As of Wednesday night, no MRI was scheduled after Manaea left after just two innings of an eventual 8-5 defeat to the Los Angeles Angels with tightness in his shoulder.

“I felt it a little bit in the bullpen,” Manaea said. “I thought it was just one of those days where it took me longer to warm up, and that just wasn’t the case. It’s just really unfortunate.”

Just as the A’s are about to welcome Kendall Graveman back to the active roster Thursday, when he starts the series finale at Angel Stadium, and just as it appears Sonny Gray might be ready to come off the disabled list following one more rehab start, the A’s are hoping they don’t see Manaea subtracted from their rotation for any period of time.

Manager Bob Melvin said it was the top of Manaea’s shoulder that was bothering him.

“The velo was down, and it didn’t make sense to have him keep pitching,” Melvin said. “But we won’t know anything probably for a day or two, how he feels.”

Once he started throwing in the game, Manaea said he felt “kind of a little sharp pain.
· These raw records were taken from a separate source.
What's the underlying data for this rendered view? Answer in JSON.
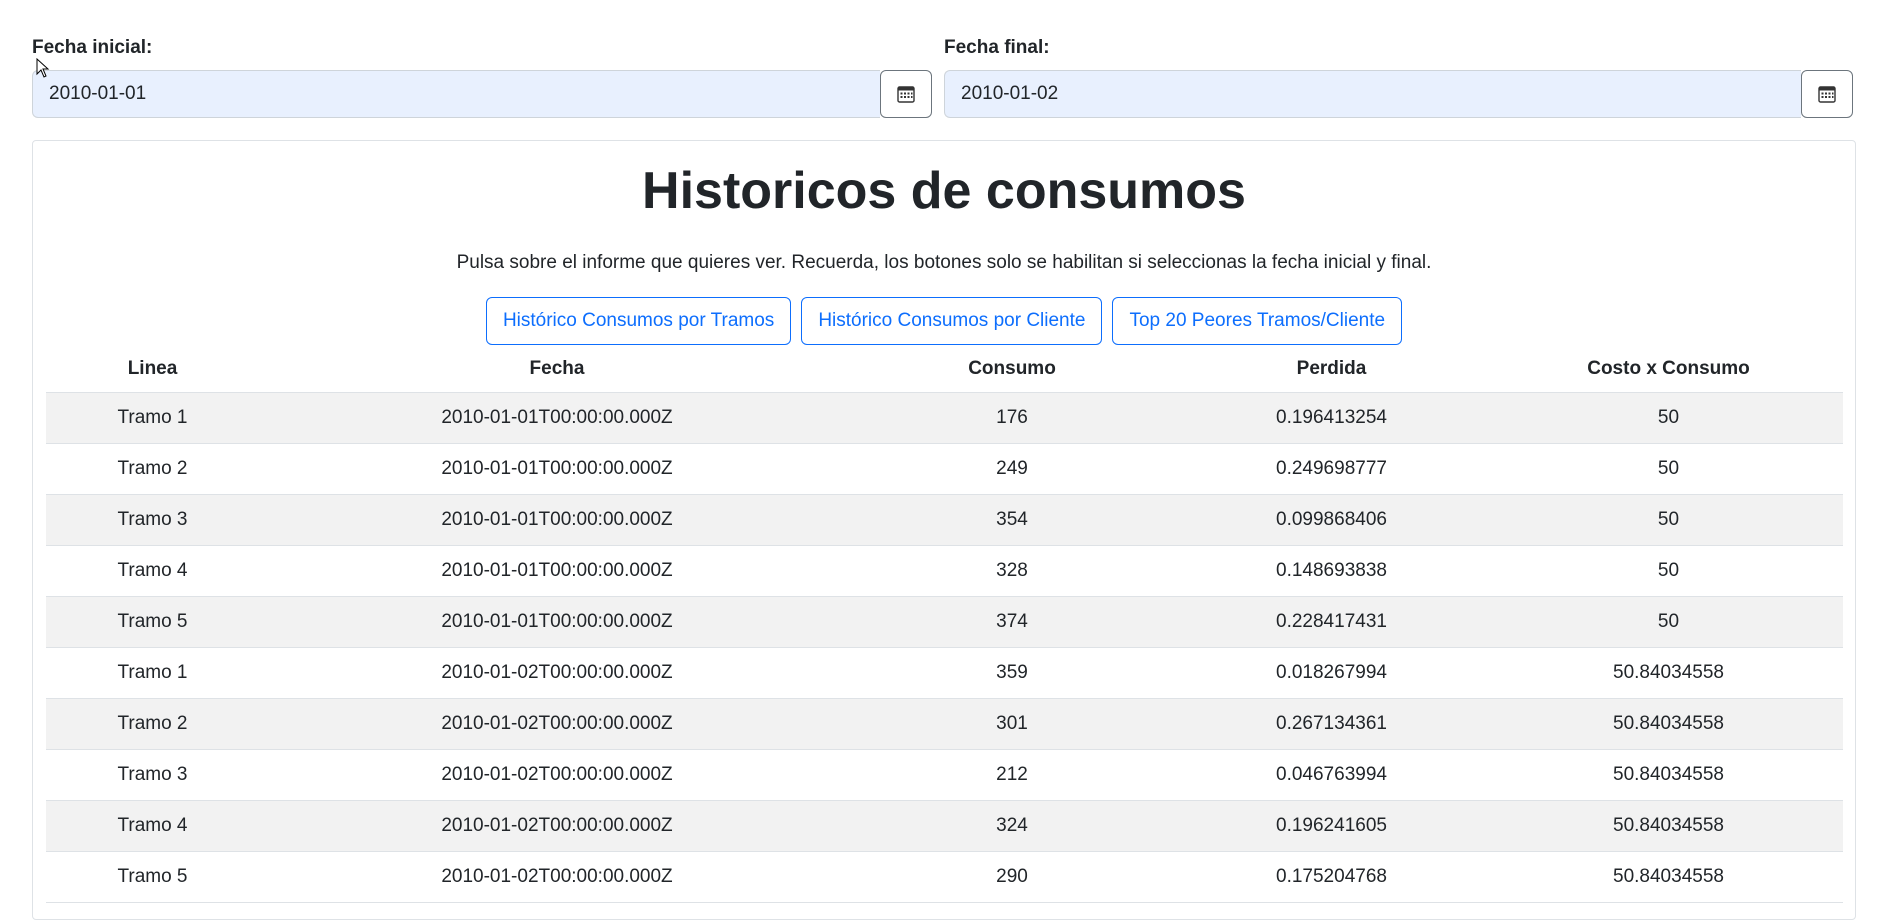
{
  "filters": {
    "start": {
      "label": "Fecha inicial:",
      "value": "2010-01-01"
    },
    "end": {
      "label": "Fecha final:",
      "value": "2010-01-02"
    }
  },
  "report": {
    "title": "Historicos de consumos",
    "subtitle": "Pulsa sobre el informe que quieres ver. Recuerda, los botones solo se habilitan si seleccionas la fecha inicial y final.",
    "buttons": {
      "tramos": "Histórico Consumos por Tramos",
      "cliente": "Histórico Consumos por Cliente",
      "top20": "Top 20 Peores Tramos/Cliente"
    }
  },
  "table": {
    "headers": [
      "Linea",
      "Fecha",
      "Consumo",
      "Perdida",
      "Costo x Consumo"
    ],
    "rows": [
      [
        "Tramo 1",
        "2010-01-01T00:00:00.000Z",
        "176",
        "0.196413254",
        "50"
      ],
      [
        "Tramo 2",
        "2010-01-01T00:00:00.000Z",
        "249",
        "0.249698777",
        "50"
      ],
      [
        "Tramo 3",
        "2010-01-01T00:00:00.000Z",
        "354",
        "0.099868406",
        "50"
      ],
      [
        "Tramo 4",
        "2010-01-01T00:00:00.000Z",
        "328",
        "0.148693838",
        "50"
      ],
      [
        "Tramo 5",
        "2010-01-01T00:00:00.000Z",
        "374",
        "0.228417431",
        "50"
      ],
      [
        "Tramo 1",
        "2010-01-02T00:00:00.000Z",
        "359",
        "0.018267994",
        "50.84034558"
      ],
      [
        "Tramo 2",
        "2010-01-02T00:00:00.000Z",
        "301",
        "0.267134361",
        "50.84034558"
      ],
      [
        "Tramo 3",
        "2010-01-02T00:00:00.000Z",
        "212",
        "0.046763994",
        "50.84034558"
      ],
      [
        "Tramo 4",
        "2010-01-02T00:00:00.000Z",
        "324",
        "0.196241605",
        "50.84034558"
      ],
      [
        "Tramo 5",
        "2010-01-02T00:00:00.000Z",
        "290",
        "0.175204768",
        "50.84034558"
      ]
    ]
  },
  "icons": {
    "calendar": "calendar-icon",
    "cursor": "mouse-pointer-icon"
  },
  "colors": {
    "primary": "#0d6efd",
    "input_bg": "#e8f0fe",
    "stripe": "#f2f2f2"
  }
}
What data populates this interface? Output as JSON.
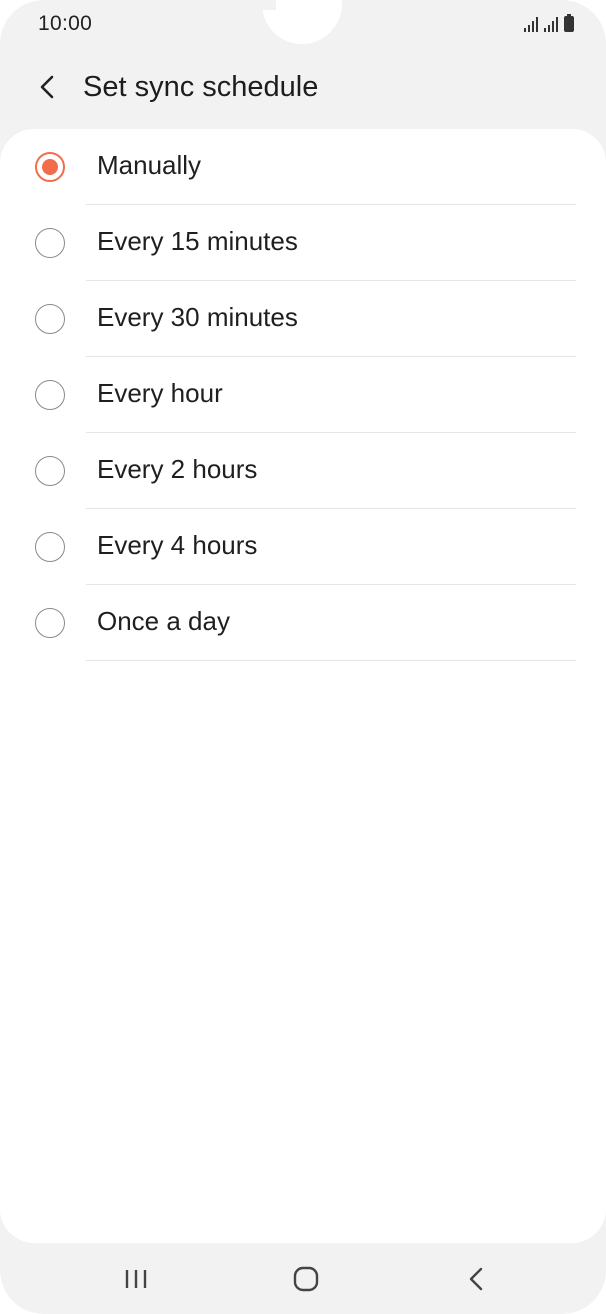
{
  "status_bar": {
    "time": "10:00",
    "icons": [
      "signal-icon",
      "signal-icon",
      "battery-icon"
    ]
  },
  "app_bar": {
    "back_icon": "chevron-left-icon",
    "title": "Set sync schedule"
  },
  "options": [
    {
      "label": "Manually",
      "selected": true
    },
    {
      "label": "Every 15 minutes",
      "selected": false
    },
    {
      "label": "Every 30 minutes",
      "selected": false
    },
    {
      "label": "Every hour",
      "selected": false
    },
    {
      "label": "Every 2 hours",
      "selected": false
    },
    {
      "label": "Every 4 hours",
      "selected": false
    },
    {
      "label": "Once a day",
      "selected": false
    }
  ],
  "nav_bar": {
    "icons": [
      "recents-icon",
      "home-icon",
      "back-icon"
    ]
  },
  "colors": {
    "accent": "#f26b4b",
    "background": "#f2f2f2",
    "card": "#ffffff"
  }
}
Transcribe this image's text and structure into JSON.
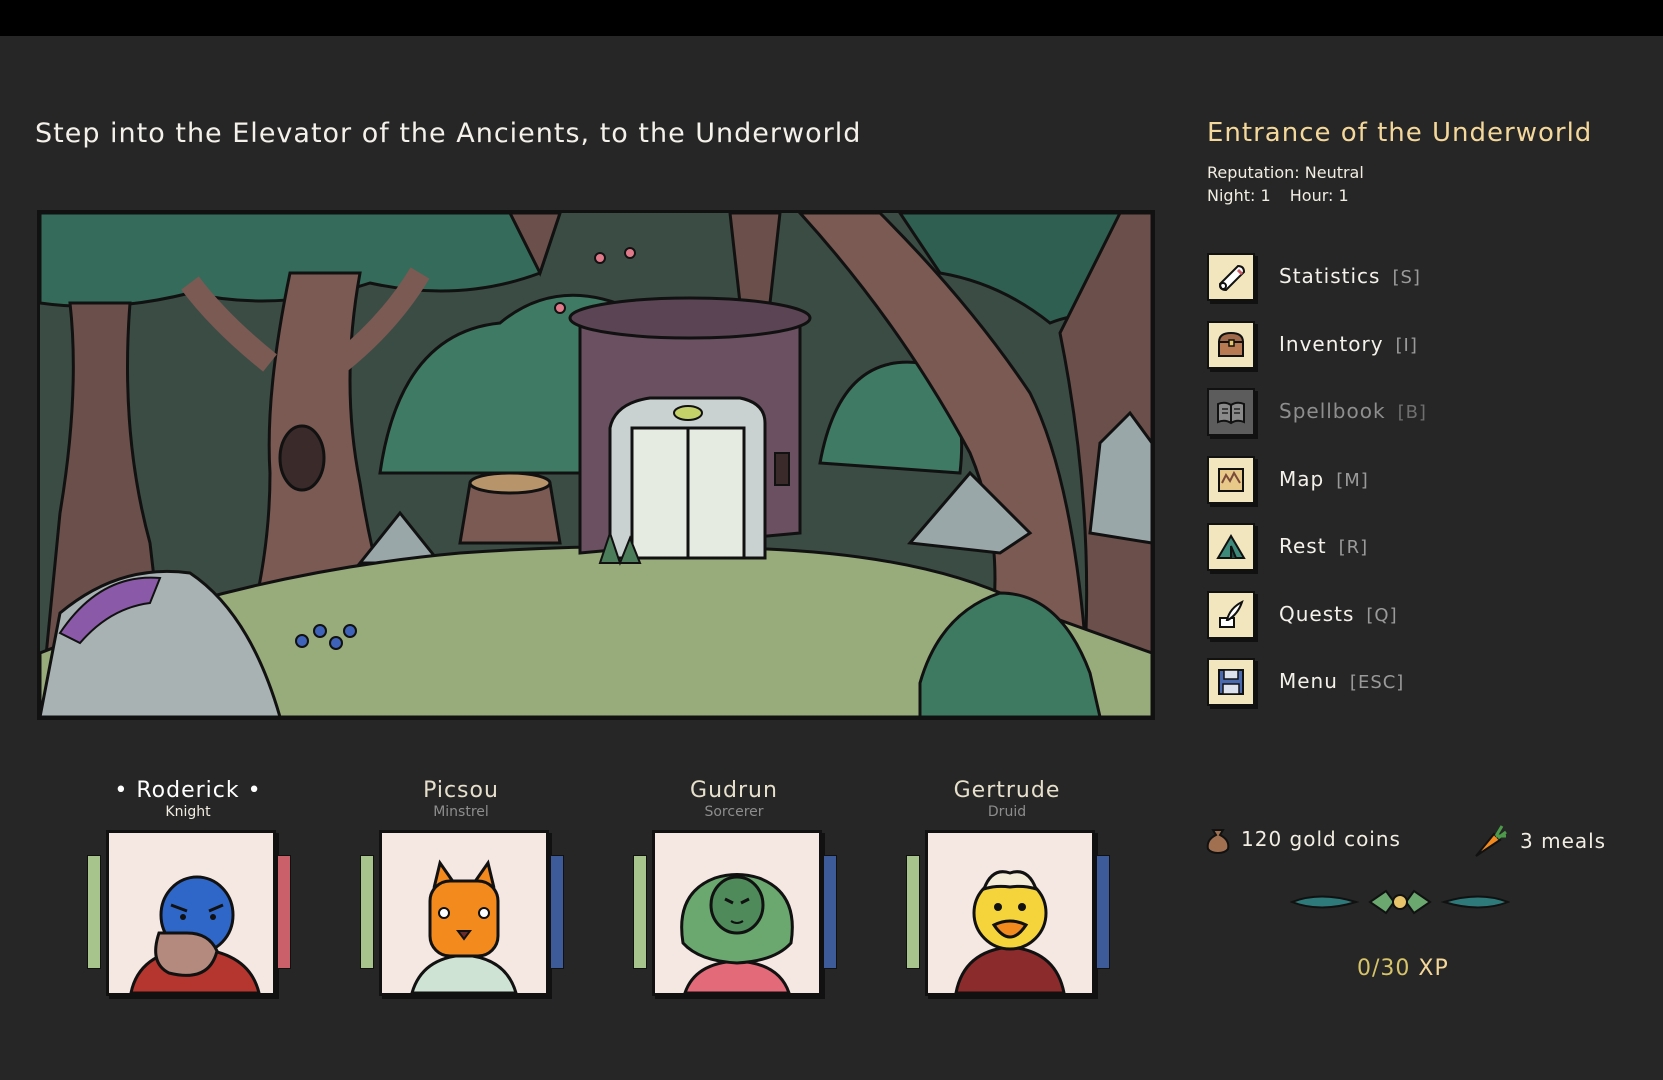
{
  "scene": {
    "title": "Step into the Elevator of the Ancients, to the Underworld"
  },
  "location": {
    "name": "Entrance of the Underworld",
    "reputation_label": "Reputation:",
    "reputation_value": "Neutral",
    "night_label": "Night:",
    "night_value": "1",
    "hour_label": "Hour:",
    "hour_value": "1"
  },
  "menu": [
    {
      "label": "Statistics",
      "key": "[S]",
      "icon": "scroll-icon",
      "enabled": true
    },
    {
      "label": "Inventory",
      "key": "[I]",
      "icon": "chest-icon",
      "enabled": true
    },
    {
      "label": "Spellbook",
      "key": "[B]",
      "icon": "book-icon",
      "enabled": false
    },
    {
      "label": "Map",
      "key": "[M]",
      "icon": "map-icon",
      "enabled": true
    },
    {
      "label": "Rest",
      "key": "[R]",
      "icon": "tent-icon",
      "enabled": true
    },
    {
      "label": "Quests",
      "key": "[Q]",
      "icon": "quill-icon",
      "enabled": true
    },
    {
      "label": "Menu",
      "key": "[ESC]",
      "icon": "floppy-disk-icon",
      "enabled": true
    }
  ],
  "party": [
    {
      "name": "Roderick",
      "class": "Knight",
      "active": true,
      "name_display": "• Roderick •",
      "right_bar_color": "#c9606a"
    },
    {
      "name": "Picsou",
      "class": "Minstrel",
      "active": false,
      "name_display": "Picsou",
      "right_bar_color": "#3d5a99"
    },
    {
      "name": "Gudrun",
      "class": "Sorcerer",
      "active": false,
      "name_display": "Gudrun",
      "right_bar_color": "#3d5a99"
    },
    {
      "name": "Gertrude",
      "class": "Druid",
      "active": false,
      "name_display": "Gertrude",
      "right_bar_color": "#3d5a99"
    }
  ],
  "resources": {
    "gold": "120 gold coins",
    "meals": "3 meals"
  },
  "xp": {
    "current": "0",
    "max": "30",
    "unit": "XP"
  },
  "colors": {
    "background": "#262626",
    "accent_title": "#f4d79a",
    "hp_bar": "#a7c48c",
    "icon_tile": "#f1e6bd"
  }
}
I mean, it’s nothing serious. I’ve dealt with it before and it only took me a few days to get back on the mound. To me, I’m not really worried about it.”

The pitcher added that he experienced a similar situation with his shoulder while a minor leaguer in Kansas City’s organization, toward the end of spring training, and he missed minimal time.

Things didn’t get better for the A’s (10-11) after Manaea exited, as they struck out 13 times and played sloppy defensively in dropping their third in a row. Catcher Stephen Vogt couldn’t handle Ryan Dull’s glove flip to the plate on a seventh-inning squeeze play, ending a streak of six errorless games for Oakland, but Melvin can live with occasional physical misplays. More problematic were occasions when right fielder Matt Joyce and center fielder Jaff Decker both seemed caught by surprise to see Angels runners take off for an extra base. Whether it was a lack of communication from infielders or the outfielders themselves needing to be more aware, the A’s can’t afford those kinds of mistakes.

“As a group, we can’t let that happen,” Melvin said. “We talk about it in advance meetings the way these guys run the bases. It’s not something we can do and expect to beat this team.”

Added Vogt: “We were on our heels quite a bit. This was obviously not the prettiest baseball game we’ve played.”